* What the exercise asks
With all pictures excluded, restate the records that follow exactly as written.
---------- Exercise data ----------
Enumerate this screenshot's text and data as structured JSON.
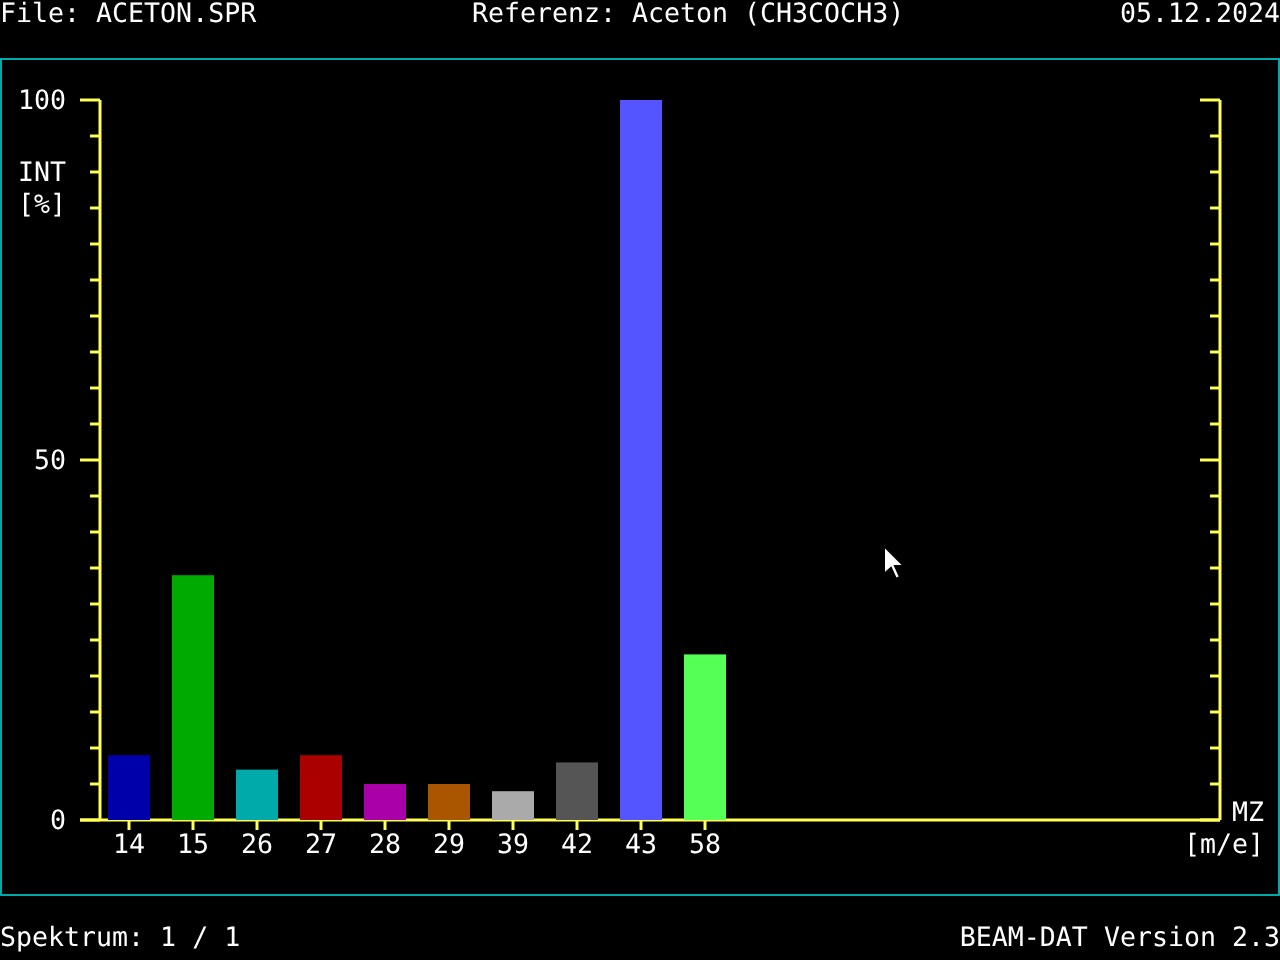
{
  "header": {
    "file": "File: ACETON.SPR",
    "reference": "Referenz: Aceton (CH3COCH3)",
    "date": "05.12.2024"
  },
  "spectrum": {
    "chart_data": {
      "type": "bar",
      "ylabel": "INT",
      "annotations": [
        {
          "text": "[%]"
        },
        {
          "text": "MZ"
        },
        {
          "text": "[m/e]"
        }
      ],
      "ylim": [
        0,
        100
      ],
      "yticks": [
        0,
        50,
        100
      ],
      "categories": [
        "14",
        "15",
        "26",
        "27",
        "28",
        "29",
        "39",
        "42",
        "43",
        "58"
      ],
      "values": [
        9,
        34,
        7,
        9,
        5,
        5,
        4,
        8,
        100,
        23
      ],
      "colors": [
        "#0000aa",
        "#00aa00",
        "#00aaaa",
        "#aa0000",
        "#aa00aa",
        "#aa5500",
        "#aaaaaa",
        "#555555",
        "#5555ff",
        "#55ff55"
      ]
    }
  },
  "status_bar": {
    "spectrum": "Spektrum: 1 / 1",
    "version": "BEAM-DAT Version 2.3"
  }
}
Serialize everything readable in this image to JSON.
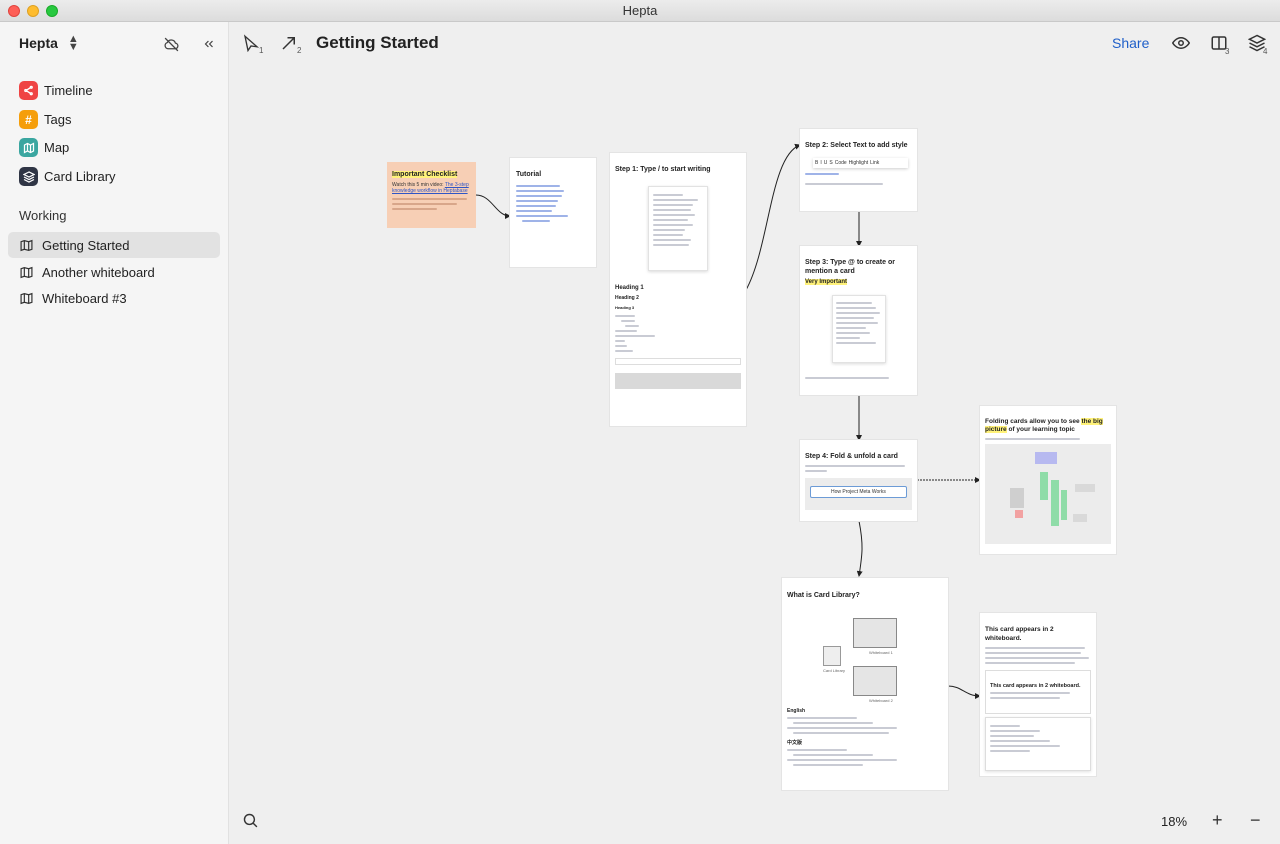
{
  "window": {
    "title": "Hepta"
  },
  "sidebar": {
    "workspace": "Hepta",
    "nav": [
      {
        "label": "Timeline",
        "icon": "timeline-icon",
        "color": "#ef4444"
      },
      {
        "label": "Tags",
        "icon": "hash-icon",
        "color": "#f59e0b"
      },
      {
        "label": "Map",
        "icon": "map-icon",
        "color": "#3aa6a0"
      },
      {
        "label": "Card Library",
        "icon": "layers-icon",
        "color": "#2f3545"
      }
    ],
    "section_label": "Working",
    "whiteboards": [
      {
        "label": "Getting Started",
        "active": true
      },
      {
        "label": "Another whiteboard",
        "active": false
      },
      {
        "label": "Whiteboard #3",
        "active": false
      }
    ]
  },
  "toolbar": {
    "select_tool_shortcut": "1",
    "arrow_tool_shortcut": "2",
    "title": "Getting Started",
    "share_label": "Share",
    "split_shortcut": "3",
    "layers_shortcut": "4"
  },
  "canvas": {
    "cards": {
      "checklist": {
        "title": "Important Checklist",
        "body": "Watch this 5 min video:",
        "link": "The 3-step knowledge workflow in Heptabase"
      },
      "tutorial": {
        "title": "Tutorial"
      },
      "step1": {
        "title": "Step 1: Type / to start writing",
        "h1": "Heading 1",
        "h2": "Heading 2",
        "h3": "Heading 3"
      },
      "step2": {
        "title": "Step 2: Select Text to add style",
        "format_buttons": [
          "B",
          "I",
          "U",
          "S",
          "Code",
          "Highlight",
          "Link"
        ]
      },
      "step3": {
        "title": "Step 3: Type @ to create or mention a card",
        "highlight": "Very Important"
      },
      "step4": {
        "title": "Step 4: Fold & unfold a card",
        "folded_card": "How Project Meta Works"
      },
      "folding": {
        "title_prefix": "Folding cards allow you to see ",
        "title_highlight": "the big picture",
        "title_suffix": " of your learning topic"
      },
      "card_library": {
        "title": "What is Card Library?",
        "section_en": "English",
        "section_zh": "中文版",
        "label_library": "Card Library",
        "label_wb1": "Whiteboard 1",
        "label_wb2": "Whiteboard 2"
      },
      "two_whiteboards": {
        "title": "This card appears in 2 whiteboard.",
        "inner_title": "This card appears in 2 whiteboard."
      }
    }
  },
  "bottom": {
    "zoom": "18%",
    "zoom_in": "+",
    "zoom_out": "−"
  }
}
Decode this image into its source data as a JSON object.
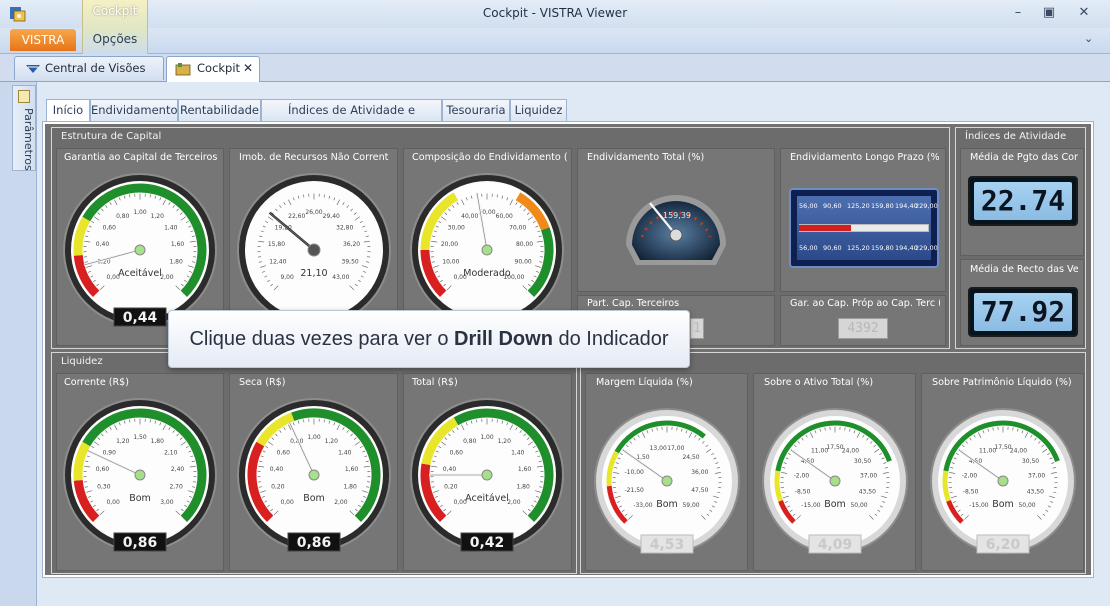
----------
* Output below
Enumerate this screenshot's text and data as structured JSON.
{
  "header": {
    "file": "File: ACETON.SPR",
    "reference": "Referenz: Aceton (CH3COCH3)",
    "date": "05.12.2024"
  },
  "spectrum": {
    "chart_data": {
      "type": "bar",
      "ylabel": "INT",
      "annotations": [
        {
          "text": "[%]"
        },
        {
          "text": "MZ"
        },
        {
          "text": "[m/e]"
        }
      ],
      "ylim": [
        0,
        100
      ],
      "yticks": [
        0,
        50,
        100
      ],
      "categories": [
        "14",
        "15",
        "26",
        "27",
        "28",
        "29",
        "39",
        "42",
        "43",
        "58"
      ],
      "values": [
        9,
        34,
        7,
        9,
        5,
        5,
        4,
        8,
        100,
        23
      ],
      "colors": [
        "#0000aa",
        "#00aa00",
        "#00aaaa",
        "#aa0000",
        "#aa00aa",
        "#aa5500",
        "#aaaaaa",
        "#555555",
        "#5555ff",
        "#55ff55"
      ]
    }
  },
  "status_bar": {
    "spectrum": "Spektrum: 1 / 1",
    "version": "BEAM-DAT Version 2.3"
  }
}
Serialize everything readable in this image to JSON.
{
  "window": {
    "title": "Hepta"
  },
  "sidebar": {
    "workspace": "Hepta",
    "nav": [
      {
        "label": "Timeline",
        "icon": "timeline-icon",
        "color": "#ef4444"
      },
      {
        "label": "Tags",
        "icon": "hash-icon",
        "color": "#f59e0b"
      },
      {
        "label": "Map",
        "icon": "map-icon",
        "color": "#3aa6a0"
      },
      {
        "label": "Card Library",
        "icon": "layers-icon",
        "color": "#2f3545"
      }
    ],
    "section_label": "Working",
    "whiteboards": [
      {
        "label": "Getting Started",
        "active": true
      },
      {
        "label": "Another whiteboard",
        "active": false
      },
      {
        "label": "Whiteboard #3",
        "active": false
      }
    ]
  },
  "toolbar": {
    "select_tool_shortcut": "1",
    "arrow_tool_shortcut": "2",
    "title": "Getting Started",
    "share_label": "Share",
    "split_shortcut": "3",
    "layers_shortcut": "4"
  },
  "canvas": {
    "cards": {
      "checklist": {
        "title": "Important Checklist",
        "body": "Watch this 5 min video:",
        "link": "The 3-step knowledge workflow in Heptabase"
      },
      "tutorial": {
        "title": "Tutorial"
      },
      "step1": {
        "title": "Step 1: Type / to start writing",
        "h1": "Heading 1",
        "h2": "Heading 2",
        "h3": "Heading 3"
      },
      "step2": {
        "title": "Step 2: Select Text to add style",
        "format_buttons": [
          "B",
          "I",
          "U",
          "S",
          "Code",
          "Highlight",
          "Link"
        ]
      },
      "step3": {
        "title": "Step 3: Type @ to create or mention a card",
        "highlight": "Very Important"
      },
      "step4": {
        "title": "Step 4: Fold & unfold a card",
        "folded_card": "How Project Meta Works"
      },
      "folding": {
        "title_prefix": "Folding cards allow you to see ",
        "title_highlight": "the big picture",
        "title_suffix": " of your learning topic"
      },
      "card_library": {
        "title": "What is Card Library?",
        "section_en": "English",
        "section_zh": "中文版",
        "label_library": "Card Library",
        "label_wb1": "Whiteboard 1",
        "label_wb2": "Whiteboard 2"
      },
      "two_whiteboards": {
        "title": "This card appears in 2 whiteboard.",
        "inner_title": "This card appears in 2 whiteboard."
      }
    }
  },
  "bottom": {
    "zoom": "18%",
    "zoom_in": "+",
    "zoom_out": "−"
  }
}
Decode this image into its source data as a JSON object.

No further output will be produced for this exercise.